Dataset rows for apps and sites
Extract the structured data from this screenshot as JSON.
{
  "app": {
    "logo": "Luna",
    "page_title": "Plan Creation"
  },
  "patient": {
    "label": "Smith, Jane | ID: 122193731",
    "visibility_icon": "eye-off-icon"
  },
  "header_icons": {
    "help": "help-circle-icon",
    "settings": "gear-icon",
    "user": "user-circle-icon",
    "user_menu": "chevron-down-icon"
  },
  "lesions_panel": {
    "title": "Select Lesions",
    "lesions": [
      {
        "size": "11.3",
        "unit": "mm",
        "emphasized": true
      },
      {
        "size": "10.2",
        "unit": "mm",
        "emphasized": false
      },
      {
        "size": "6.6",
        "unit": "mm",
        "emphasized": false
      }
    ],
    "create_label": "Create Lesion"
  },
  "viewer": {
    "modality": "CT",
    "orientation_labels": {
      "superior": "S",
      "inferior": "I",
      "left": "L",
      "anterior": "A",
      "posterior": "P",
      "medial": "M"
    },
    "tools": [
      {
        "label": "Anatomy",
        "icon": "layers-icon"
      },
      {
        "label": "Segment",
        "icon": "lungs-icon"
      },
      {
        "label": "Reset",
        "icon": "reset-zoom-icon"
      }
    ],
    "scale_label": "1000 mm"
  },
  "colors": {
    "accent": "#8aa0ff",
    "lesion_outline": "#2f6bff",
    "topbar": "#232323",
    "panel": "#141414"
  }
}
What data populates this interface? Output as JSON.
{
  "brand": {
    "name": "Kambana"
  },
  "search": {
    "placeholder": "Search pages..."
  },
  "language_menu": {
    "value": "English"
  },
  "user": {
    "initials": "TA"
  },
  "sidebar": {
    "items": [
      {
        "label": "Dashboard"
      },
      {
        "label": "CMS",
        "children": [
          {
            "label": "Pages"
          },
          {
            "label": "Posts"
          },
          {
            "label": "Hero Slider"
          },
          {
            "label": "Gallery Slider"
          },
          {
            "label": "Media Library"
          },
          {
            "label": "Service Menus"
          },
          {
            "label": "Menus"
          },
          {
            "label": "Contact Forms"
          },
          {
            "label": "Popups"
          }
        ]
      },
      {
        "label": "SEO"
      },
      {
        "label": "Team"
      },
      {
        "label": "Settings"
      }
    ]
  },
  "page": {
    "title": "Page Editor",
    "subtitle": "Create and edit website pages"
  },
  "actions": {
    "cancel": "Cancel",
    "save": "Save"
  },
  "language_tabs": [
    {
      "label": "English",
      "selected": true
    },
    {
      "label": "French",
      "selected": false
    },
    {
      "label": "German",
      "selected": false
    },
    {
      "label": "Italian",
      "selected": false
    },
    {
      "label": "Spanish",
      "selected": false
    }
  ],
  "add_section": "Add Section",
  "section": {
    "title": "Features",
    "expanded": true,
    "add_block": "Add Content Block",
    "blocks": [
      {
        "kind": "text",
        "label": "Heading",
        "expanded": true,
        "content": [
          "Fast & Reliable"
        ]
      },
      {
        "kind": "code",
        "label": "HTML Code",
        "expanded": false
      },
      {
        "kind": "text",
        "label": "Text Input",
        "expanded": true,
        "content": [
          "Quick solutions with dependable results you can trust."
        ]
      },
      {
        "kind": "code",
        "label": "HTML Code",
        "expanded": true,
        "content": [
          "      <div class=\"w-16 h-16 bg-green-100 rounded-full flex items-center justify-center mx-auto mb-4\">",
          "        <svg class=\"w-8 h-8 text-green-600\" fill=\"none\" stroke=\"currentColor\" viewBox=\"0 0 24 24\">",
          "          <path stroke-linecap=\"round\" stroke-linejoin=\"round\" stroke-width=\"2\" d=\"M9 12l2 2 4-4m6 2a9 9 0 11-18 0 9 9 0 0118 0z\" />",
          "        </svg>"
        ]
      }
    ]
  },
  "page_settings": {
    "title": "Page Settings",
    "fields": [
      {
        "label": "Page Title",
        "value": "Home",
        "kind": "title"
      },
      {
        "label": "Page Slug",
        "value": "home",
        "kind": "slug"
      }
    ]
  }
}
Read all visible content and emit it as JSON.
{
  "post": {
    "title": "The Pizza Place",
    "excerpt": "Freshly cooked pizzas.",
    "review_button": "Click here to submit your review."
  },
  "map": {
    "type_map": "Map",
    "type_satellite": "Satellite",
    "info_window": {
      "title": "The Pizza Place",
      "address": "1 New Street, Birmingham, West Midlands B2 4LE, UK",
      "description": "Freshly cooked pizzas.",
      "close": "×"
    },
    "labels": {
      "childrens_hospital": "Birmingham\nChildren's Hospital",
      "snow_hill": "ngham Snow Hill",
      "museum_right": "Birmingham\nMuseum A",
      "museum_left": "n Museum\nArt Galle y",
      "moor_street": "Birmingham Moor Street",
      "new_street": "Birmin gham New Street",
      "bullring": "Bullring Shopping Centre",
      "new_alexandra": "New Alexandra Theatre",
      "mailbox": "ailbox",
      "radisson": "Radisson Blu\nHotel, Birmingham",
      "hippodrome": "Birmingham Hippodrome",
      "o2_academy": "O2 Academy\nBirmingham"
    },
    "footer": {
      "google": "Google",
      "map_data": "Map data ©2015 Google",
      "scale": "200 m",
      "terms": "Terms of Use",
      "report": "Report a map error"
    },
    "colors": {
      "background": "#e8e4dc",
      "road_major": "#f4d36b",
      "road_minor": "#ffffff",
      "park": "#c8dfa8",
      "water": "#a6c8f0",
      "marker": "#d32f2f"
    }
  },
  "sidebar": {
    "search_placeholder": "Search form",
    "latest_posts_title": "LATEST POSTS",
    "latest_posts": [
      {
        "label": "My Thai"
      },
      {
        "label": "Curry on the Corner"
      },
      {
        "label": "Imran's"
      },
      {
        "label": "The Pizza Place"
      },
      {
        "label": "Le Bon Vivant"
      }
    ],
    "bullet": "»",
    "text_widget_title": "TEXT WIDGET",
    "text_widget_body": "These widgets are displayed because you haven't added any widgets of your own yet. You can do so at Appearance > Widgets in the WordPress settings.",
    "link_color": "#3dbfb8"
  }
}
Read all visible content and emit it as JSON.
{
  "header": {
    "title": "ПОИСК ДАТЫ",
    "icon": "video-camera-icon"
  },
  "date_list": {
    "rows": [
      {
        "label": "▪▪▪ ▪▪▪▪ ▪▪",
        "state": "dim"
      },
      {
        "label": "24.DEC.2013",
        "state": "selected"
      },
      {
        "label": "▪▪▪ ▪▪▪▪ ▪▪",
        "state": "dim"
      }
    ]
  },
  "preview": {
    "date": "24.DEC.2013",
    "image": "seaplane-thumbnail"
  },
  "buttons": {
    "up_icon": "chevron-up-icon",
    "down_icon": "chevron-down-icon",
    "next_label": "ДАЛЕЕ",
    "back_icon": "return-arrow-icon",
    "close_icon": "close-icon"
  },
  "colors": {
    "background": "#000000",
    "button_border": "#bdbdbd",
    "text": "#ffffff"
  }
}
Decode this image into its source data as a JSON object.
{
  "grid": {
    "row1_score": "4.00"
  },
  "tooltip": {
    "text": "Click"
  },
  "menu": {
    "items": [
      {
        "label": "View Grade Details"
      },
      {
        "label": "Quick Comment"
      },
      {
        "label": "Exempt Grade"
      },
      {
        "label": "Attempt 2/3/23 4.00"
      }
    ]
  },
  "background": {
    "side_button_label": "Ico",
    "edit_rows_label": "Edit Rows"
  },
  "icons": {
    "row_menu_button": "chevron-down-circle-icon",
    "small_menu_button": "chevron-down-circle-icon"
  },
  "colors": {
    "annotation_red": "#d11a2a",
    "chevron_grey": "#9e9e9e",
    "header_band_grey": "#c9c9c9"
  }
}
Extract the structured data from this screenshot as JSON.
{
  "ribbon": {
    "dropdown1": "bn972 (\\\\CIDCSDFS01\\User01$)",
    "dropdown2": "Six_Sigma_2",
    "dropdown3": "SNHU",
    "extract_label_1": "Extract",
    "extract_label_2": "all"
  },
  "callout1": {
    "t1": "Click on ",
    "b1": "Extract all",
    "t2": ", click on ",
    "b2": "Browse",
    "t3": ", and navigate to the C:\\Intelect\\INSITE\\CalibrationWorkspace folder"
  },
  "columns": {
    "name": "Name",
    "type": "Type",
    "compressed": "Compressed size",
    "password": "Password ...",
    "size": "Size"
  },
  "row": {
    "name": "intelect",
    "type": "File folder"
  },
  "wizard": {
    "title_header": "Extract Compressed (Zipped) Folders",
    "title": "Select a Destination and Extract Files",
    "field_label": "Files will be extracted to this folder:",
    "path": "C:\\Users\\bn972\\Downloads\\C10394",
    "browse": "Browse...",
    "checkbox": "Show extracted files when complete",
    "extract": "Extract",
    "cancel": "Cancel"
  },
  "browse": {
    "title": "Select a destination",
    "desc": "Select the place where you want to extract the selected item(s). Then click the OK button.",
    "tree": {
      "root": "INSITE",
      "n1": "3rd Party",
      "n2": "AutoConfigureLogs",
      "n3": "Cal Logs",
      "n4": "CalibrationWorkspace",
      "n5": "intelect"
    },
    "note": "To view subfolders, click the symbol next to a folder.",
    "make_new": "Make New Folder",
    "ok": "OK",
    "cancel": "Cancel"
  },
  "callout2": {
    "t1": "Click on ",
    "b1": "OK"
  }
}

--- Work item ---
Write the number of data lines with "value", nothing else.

--- Solution to the problem ---
3